# Two independent events

https://arbital.com/p/two_independent_events

by Tsvi BT Jun 15 2016 updated Jun 16 2016

What do [a pair of dice], [a pair of coins], and [a pair of people on opposite sides of the planet] all have in common?

$$\newcommand{\bP}{\mathbb{P}}$$

[summary: $$\newcommand{\bP}{\mathbb{P}}$$ We say that two [event_probability events], $A$ and $B$, are independent when learning that $A$ has occurred does not change your probability that $B$ occurs. That is, $\bP(B \mid A) = \bP(B)$. Another way to state independence is that $\bP(A,B) = \bP(A) \bP(B)$. ]

We say that two [event_probability events], $A$ and $B$, are independent when learning that $A$ has occurred does not change your probability that $B$ occurs. That is, $\bP(B \mid A) = \bP(B)$. Equivalently, $A$ and $B$ are independent if $\bP(A)$ doesn't change if you condition on $B$: $\bP(A \mid B) = \bP(A)$.

Another way to state independence is that $\bP(A,B) = \bP(A) \bP(B)$.

All these definitions are equivalent:

$$\bP(A,B) = \bP(A)\; \bP(B \mid A)$$

by the [chain_rule_probability chain rule], so

$$\bP(A,B) = \bP(A)\; \bP(B)\;\; \Leftrightarrow \;\; \bP(A)\; \bP(B \mid A) = \bP(A)\; \bP(B) \ ,$$

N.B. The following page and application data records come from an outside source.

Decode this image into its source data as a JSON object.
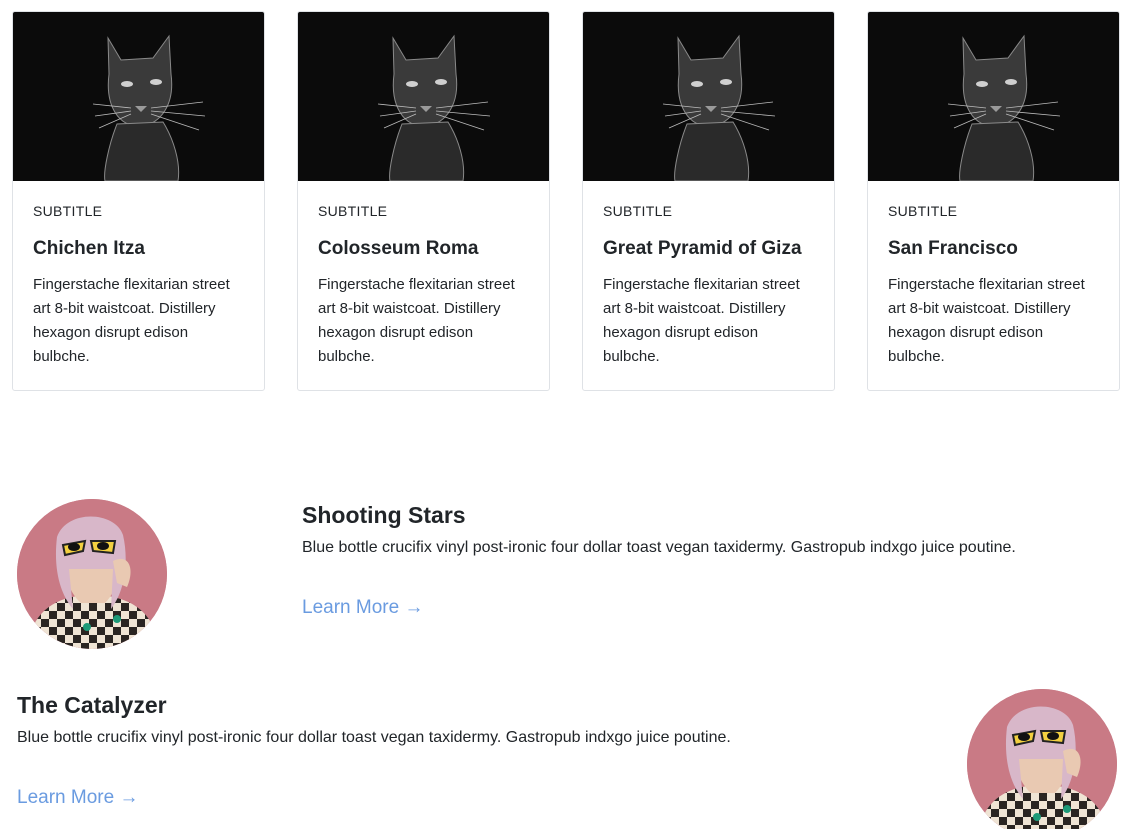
{
  "cards": [
    {
      "subtitle": "SUBTITLE",
      "title": "Chichen Itza",
      "text": "Fingerstache flexitarian street art 8-bit waistcoat. Distillery hexagon disrupt edison bulbche."
    },
    {
      "subtitle": "SUBTITLE",
      "title": "Colosseum Roma",
      "text": "Fingerstache flexitarian street art 8-bit waistcoat. Distillery hexagon disrupt edison bulbche."
    },
    {
      "subtitle": "SUBTITLE",
      "title": "Great Pyramid of Giza",
      "text": "Fingerstache flexitarian street art 8-bit waistcoat. Distillery hexagon disrupt edison bulbche."
    },
    {
      "subtitle": "SUBTITLE",
      "title": "San Francisco",
      "text": "Fingerstache flexitarian street art 8-bit waistcoat. Distillery hexagon disrupt edison bulbche."
    }
  ],
  "features": [
    {
      "title": "Shooting Stars",
      "text": "Blue bottle crucifix vinyl post-ironic four dollar toast vegan taxidermy. Gastropub indxgo juice poutine.",
      "link_label": "Learn More →"
    },
    {
      "title": "The Catalyzer",
      "text": "Blue bottle crucifix vinyl post-ironic four dollar toast vegan taxidermy. Gastropub indxgo juice poutine.",
      "link_label": "Learn More →"
    }
  ],
  "colors": {
    "link": "#6a9be0",
    "card_border": "#dfe2e6",
    "image_background": "#0b0b0b",
    "avatar_background": "#c97a85"
  },
  "images": {
    "card_image": "cat-photo",
    "avatar_image": "person-with-sunglasses-photo"
  }
}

and similarly for $\bP(B)\; \bP(A \mid B)$.